Dataset records>
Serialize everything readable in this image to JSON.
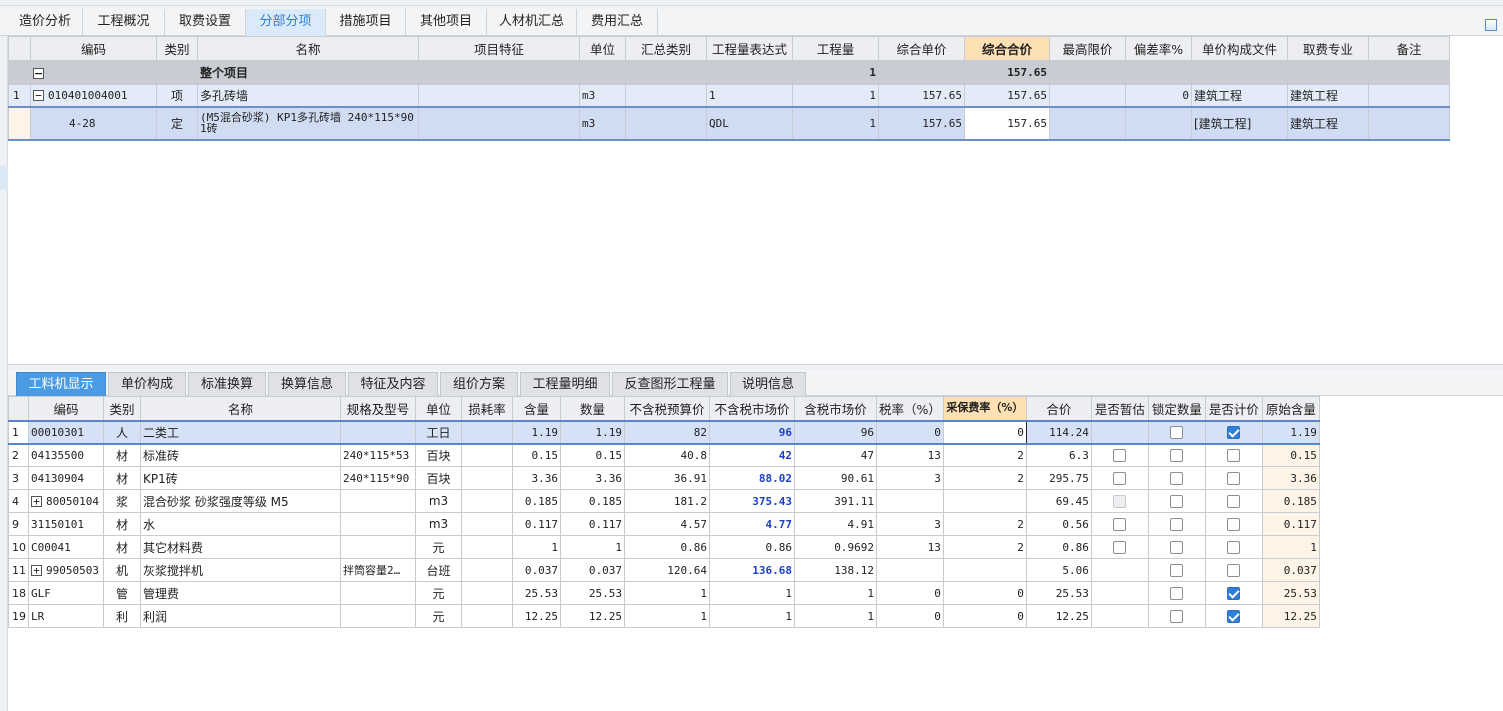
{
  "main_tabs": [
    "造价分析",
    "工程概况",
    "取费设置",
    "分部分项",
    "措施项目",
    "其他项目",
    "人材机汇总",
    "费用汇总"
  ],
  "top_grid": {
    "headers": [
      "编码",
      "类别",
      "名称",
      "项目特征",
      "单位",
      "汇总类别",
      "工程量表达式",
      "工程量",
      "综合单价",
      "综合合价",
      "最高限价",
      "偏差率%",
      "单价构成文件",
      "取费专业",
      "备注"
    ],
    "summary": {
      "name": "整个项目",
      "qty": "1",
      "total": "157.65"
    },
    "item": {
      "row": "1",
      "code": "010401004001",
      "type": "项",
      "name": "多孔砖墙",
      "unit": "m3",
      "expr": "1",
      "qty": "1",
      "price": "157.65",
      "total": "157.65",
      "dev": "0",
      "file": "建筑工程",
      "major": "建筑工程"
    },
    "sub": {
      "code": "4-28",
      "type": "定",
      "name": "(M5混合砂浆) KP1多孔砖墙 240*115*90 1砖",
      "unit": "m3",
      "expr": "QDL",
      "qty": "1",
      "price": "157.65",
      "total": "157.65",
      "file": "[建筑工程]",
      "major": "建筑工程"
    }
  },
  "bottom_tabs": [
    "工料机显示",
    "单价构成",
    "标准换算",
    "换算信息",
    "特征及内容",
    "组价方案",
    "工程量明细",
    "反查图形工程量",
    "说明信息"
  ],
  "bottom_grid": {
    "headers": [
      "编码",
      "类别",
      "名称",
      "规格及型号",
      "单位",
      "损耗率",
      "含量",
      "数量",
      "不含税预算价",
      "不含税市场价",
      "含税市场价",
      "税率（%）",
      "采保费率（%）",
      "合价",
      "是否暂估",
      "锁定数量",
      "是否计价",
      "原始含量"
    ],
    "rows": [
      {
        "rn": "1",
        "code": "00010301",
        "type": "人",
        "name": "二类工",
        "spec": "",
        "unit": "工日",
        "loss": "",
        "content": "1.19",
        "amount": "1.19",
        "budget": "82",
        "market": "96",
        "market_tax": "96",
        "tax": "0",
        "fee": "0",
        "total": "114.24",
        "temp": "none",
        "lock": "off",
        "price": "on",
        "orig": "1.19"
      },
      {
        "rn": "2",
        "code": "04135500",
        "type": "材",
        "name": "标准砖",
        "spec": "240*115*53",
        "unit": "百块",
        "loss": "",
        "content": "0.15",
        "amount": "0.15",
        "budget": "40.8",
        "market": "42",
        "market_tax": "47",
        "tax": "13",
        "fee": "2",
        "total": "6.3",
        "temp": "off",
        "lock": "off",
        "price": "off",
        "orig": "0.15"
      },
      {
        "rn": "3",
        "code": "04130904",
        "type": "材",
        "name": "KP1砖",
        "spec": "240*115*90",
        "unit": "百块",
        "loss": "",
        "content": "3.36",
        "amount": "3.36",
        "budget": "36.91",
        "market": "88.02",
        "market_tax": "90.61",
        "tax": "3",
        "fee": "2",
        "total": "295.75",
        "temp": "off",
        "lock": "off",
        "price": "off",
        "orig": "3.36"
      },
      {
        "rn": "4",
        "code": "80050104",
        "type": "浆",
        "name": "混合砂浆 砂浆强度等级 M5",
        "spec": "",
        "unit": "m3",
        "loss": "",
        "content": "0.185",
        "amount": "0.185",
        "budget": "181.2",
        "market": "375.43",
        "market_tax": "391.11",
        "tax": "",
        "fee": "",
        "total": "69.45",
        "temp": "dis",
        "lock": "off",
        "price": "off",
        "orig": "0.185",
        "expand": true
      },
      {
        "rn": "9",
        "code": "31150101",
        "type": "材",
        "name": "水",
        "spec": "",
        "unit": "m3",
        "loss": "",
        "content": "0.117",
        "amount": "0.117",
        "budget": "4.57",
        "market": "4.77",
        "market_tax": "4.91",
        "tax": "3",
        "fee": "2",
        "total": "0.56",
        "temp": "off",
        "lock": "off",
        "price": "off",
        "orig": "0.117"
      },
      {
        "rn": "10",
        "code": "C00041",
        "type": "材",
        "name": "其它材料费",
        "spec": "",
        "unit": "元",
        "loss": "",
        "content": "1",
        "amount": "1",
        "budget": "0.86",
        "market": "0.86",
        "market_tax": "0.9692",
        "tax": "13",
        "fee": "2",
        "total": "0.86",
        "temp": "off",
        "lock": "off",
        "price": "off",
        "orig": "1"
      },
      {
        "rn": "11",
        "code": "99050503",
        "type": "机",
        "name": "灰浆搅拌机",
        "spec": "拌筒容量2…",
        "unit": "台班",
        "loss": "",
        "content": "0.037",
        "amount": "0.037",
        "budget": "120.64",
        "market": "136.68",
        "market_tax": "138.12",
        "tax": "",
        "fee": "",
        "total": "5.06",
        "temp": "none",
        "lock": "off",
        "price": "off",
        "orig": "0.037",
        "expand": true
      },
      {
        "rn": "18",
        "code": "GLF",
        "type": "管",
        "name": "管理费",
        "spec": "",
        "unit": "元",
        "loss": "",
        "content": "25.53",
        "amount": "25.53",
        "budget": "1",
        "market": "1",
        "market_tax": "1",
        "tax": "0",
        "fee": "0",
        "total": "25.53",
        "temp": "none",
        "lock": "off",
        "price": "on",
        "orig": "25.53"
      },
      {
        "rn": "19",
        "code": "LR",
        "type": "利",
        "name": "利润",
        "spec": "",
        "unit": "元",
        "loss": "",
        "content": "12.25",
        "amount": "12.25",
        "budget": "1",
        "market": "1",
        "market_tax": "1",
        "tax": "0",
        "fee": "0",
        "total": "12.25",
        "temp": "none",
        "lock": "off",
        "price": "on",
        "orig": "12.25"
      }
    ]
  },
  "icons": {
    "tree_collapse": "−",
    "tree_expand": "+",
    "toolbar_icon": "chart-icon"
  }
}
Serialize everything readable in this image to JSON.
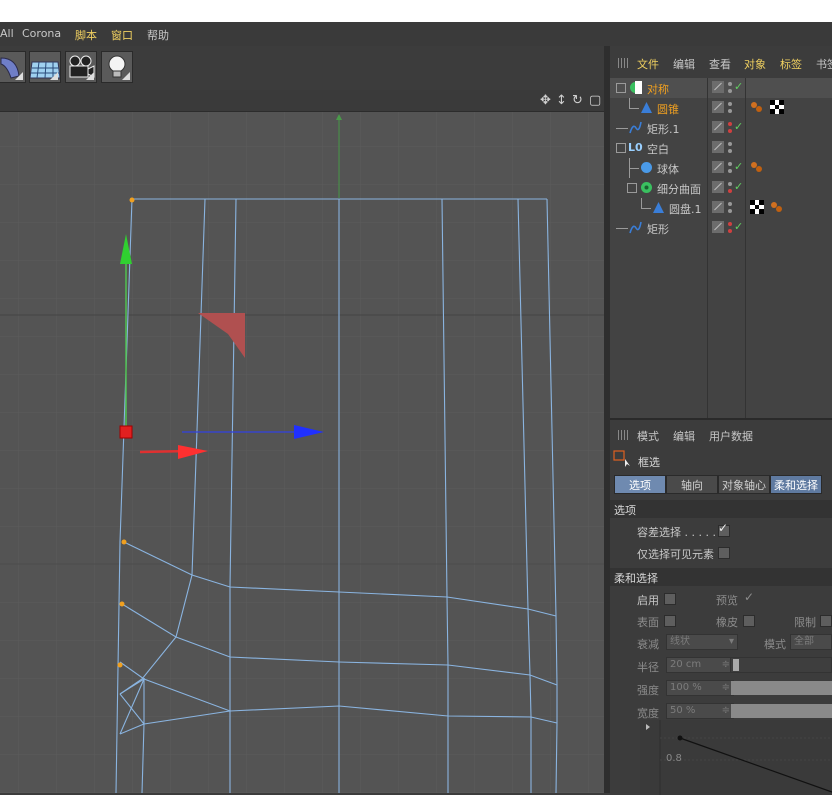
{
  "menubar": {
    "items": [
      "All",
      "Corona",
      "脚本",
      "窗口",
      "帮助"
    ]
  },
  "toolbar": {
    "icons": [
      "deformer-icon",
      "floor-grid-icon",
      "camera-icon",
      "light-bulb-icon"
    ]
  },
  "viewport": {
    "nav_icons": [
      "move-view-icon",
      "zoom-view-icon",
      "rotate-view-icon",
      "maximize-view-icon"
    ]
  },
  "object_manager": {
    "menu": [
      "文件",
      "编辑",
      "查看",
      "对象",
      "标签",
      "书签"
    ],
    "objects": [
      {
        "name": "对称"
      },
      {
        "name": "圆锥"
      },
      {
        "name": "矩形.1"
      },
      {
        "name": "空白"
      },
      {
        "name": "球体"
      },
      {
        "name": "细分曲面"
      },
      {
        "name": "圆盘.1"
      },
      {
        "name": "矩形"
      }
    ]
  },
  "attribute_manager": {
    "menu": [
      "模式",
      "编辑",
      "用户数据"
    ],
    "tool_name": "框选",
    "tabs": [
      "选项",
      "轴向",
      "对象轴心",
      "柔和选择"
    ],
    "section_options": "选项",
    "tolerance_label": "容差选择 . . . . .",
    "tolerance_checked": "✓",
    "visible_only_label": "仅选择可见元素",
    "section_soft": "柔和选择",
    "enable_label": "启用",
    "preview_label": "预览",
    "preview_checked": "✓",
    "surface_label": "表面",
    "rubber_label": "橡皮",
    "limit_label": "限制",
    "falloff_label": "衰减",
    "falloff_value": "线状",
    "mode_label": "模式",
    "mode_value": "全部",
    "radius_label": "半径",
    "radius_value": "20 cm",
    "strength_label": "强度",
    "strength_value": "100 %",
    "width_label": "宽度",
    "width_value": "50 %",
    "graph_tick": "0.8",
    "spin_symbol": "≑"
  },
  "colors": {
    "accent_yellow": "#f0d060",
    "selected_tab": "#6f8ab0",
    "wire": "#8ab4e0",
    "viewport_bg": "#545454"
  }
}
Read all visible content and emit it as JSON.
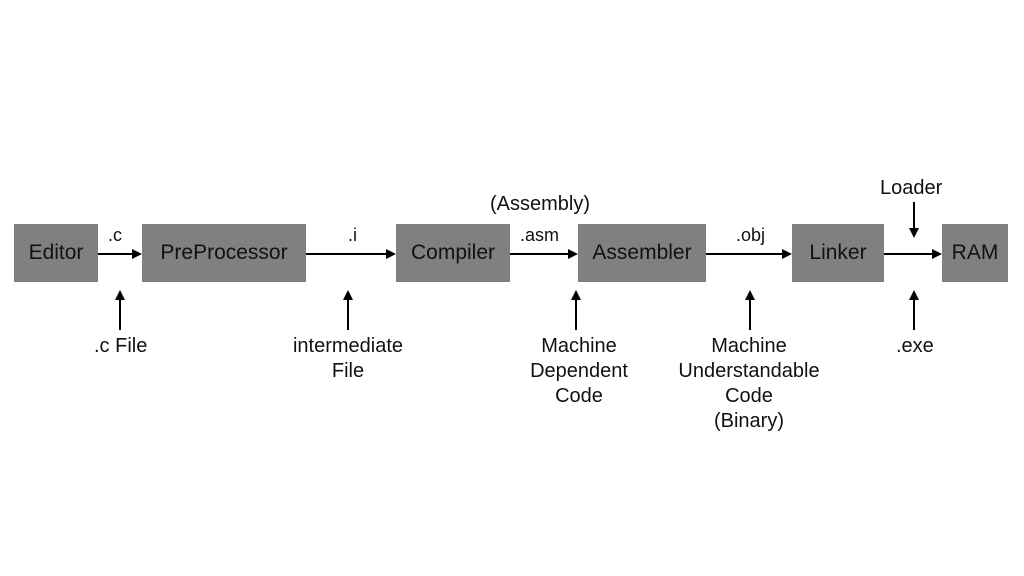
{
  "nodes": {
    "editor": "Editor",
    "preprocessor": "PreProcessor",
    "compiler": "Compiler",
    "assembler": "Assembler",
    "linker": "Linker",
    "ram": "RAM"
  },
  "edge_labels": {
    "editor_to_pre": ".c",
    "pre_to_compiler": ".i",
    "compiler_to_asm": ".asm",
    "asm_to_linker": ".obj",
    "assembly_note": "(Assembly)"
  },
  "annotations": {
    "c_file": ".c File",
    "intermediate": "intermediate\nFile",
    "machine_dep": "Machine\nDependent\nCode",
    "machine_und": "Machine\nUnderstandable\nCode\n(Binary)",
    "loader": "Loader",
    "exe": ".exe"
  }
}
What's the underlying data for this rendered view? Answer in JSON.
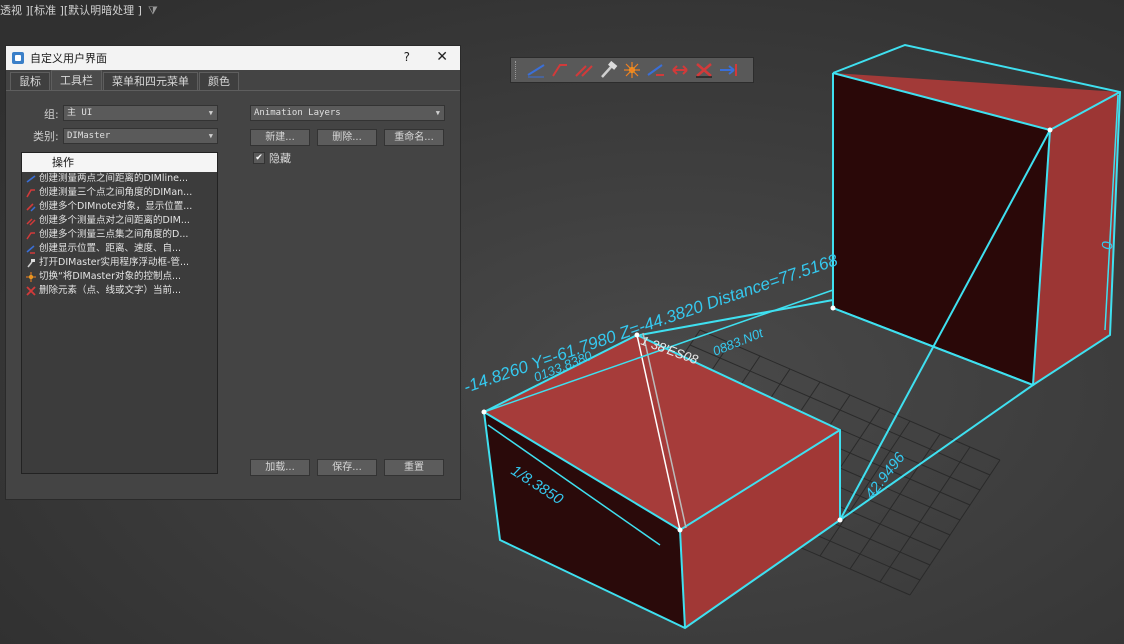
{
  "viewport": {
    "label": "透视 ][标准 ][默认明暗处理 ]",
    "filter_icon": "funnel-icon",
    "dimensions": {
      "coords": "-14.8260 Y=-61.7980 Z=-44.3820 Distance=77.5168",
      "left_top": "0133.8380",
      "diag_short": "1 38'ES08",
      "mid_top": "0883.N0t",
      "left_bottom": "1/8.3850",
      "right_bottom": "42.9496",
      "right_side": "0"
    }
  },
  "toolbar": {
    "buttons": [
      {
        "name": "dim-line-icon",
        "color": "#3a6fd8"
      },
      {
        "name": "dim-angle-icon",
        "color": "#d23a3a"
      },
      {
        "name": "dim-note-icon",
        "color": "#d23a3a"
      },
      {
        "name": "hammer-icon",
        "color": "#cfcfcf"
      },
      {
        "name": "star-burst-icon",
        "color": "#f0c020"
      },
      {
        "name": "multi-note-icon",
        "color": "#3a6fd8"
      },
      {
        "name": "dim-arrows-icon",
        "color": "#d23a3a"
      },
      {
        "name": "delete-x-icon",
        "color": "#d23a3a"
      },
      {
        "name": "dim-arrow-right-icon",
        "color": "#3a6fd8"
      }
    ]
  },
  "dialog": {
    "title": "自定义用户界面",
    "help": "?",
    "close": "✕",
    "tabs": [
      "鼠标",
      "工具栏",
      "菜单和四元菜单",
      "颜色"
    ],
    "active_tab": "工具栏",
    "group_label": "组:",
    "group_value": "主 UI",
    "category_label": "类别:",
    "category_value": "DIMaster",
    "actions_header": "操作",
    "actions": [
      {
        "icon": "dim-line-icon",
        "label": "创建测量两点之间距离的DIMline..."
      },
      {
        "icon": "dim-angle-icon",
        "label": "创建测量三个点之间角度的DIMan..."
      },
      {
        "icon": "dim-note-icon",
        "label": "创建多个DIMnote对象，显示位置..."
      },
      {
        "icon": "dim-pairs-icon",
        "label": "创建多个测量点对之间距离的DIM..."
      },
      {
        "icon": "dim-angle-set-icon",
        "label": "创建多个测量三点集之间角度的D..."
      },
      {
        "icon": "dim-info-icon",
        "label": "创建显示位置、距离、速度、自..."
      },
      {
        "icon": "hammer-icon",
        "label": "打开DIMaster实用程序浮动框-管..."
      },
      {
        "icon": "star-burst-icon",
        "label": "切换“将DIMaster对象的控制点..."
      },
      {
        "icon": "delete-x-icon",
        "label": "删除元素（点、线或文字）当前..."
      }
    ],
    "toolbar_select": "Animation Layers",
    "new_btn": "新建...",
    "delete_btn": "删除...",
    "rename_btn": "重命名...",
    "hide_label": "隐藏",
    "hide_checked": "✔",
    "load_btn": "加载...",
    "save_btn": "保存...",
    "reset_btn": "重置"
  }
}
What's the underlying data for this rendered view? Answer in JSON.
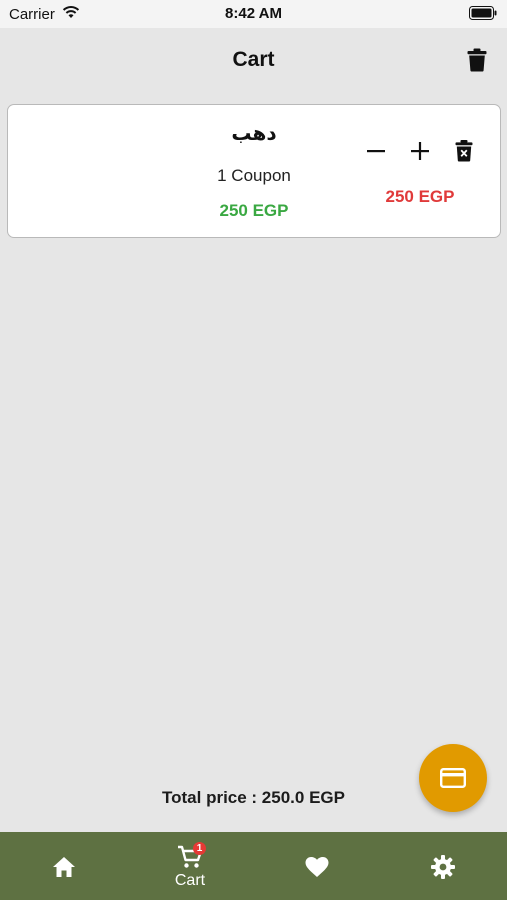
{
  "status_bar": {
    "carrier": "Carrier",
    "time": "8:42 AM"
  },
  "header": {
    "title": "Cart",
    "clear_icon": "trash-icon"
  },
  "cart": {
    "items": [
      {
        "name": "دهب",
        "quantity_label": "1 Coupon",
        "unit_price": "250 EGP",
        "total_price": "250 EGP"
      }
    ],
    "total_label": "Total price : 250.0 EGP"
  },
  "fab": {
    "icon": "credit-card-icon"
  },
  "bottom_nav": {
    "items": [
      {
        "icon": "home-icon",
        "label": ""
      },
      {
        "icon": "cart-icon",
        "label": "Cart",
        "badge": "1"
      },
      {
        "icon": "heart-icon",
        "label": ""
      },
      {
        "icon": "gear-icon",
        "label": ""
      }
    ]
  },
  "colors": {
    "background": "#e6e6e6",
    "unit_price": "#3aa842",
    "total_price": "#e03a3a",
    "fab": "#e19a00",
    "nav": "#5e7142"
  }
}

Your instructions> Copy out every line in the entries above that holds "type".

Answer to the problem>
      "type": "项",
      "type": "定",
        "type": "人",
        "type": "材",
        "type": "材",
        "type": "浆",
        "type": "材",
        "type": "材",
        "type": "机",
        "type": "管",
        "type": "利",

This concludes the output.